The future looks bright for electric-vehicle (EV) growth. Consumers are more willing than ever to consider buying EVs, and sales are rising fast. Most major markets have consistently registered 50 to 60 percent growth in recent years, albeit from small bases. More new models from a growing cadre of automotive OEMs make finding a suitable EV easier: in 2018 alone OEMs launched about 100 new models and sold two million units in total globally. Likewise, performance improvements continue with respect to range, performance, and reliability. Regulations in major car markets—namely China, the European Union, and the United States—compel OEMs to produce more EVs and encourage consumers to buy them.
However, there is a problem: today, most OEMs do not make a profit from the sale of EVs. In fact, these vehicles often cost $12,000 more to produce than comparable vehicles powered by internal-combustion engines (ICEs) in the small- to midsize-car segment and the small-utility-vehicle segment (Exhibit 1). What is more, carmakers often struggle to recoup those costs through pricing alone. The result: apart from a few premium models, OEMs stand to lose money on almost every EV sold, which is clearly unsustainable.
Many carmakers appear to be resigned to this fate, at least for now. Battery costs represent the largest single factor in this price differential. As industry battery prices decline, perhaps five to seven years from now, the economics of EVs should shift from red to green. Current thinking holds that the industry will continue to produce EVs—largely because it has little alternative in the face of stringent fuel-economy and emissions policies—and that the industry will, in the meantime, absorb the losses.

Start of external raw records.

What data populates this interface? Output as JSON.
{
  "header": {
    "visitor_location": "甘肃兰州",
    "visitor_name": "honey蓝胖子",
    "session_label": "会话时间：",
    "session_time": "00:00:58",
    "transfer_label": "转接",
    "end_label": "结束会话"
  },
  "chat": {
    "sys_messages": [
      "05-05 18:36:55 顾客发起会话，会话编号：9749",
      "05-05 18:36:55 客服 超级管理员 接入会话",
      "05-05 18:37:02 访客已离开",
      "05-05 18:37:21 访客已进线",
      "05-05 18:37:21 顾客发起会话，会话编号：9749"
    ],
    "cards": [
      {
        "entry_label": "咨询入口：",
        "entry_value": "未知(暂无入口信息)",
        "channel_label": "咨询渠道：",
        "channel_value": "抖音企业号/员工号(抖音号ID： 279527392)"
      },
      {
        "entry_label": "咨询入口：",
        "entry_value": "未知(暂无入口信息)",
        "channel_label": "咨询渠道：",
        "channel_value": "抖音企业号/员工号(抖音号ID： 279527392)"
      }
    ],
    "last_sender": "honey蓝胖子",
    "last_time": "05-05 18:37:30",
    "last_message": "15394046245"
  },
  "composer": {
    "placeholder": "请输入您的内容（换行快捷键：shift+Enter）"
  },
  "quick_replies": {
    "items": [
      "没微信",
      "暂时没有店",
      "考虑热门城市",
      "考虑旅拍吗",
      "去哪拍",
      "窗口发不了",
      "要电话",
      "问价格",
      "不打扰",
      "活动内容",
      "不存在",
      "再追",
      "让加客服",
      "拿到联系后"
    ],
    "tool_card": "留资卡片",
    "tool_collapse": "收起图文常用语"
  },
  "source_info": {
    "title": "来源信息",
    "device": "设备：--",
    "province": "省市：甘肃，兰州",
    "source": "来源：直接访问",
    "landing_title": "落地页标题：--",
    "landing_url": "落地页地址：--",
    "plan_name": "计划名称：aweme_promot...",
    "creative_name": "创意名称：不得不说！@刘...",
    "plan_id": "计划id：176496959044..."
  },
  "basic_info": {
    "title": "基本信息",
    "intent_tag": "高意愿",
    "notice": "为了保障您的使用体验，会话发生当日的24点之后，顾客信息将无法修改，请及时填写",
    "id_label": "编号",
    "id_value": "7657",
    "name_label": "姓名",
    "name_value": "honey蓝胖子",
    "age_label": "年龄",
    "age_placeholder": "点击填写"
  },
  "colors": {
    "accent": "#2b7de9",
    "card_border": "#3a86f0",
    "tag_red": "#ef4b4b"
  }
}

Our analyses show that better options exist, even today, to accelerate the industry toward profitability from both product and business-model perspectives. Some of these options include aggressively reducing cost through “decontenting,” optimizing range for urban mobility, partnering with other automakers to reduce R&D and capital expenditures, targeting specific customer segments, and exploring battery leasing. . . .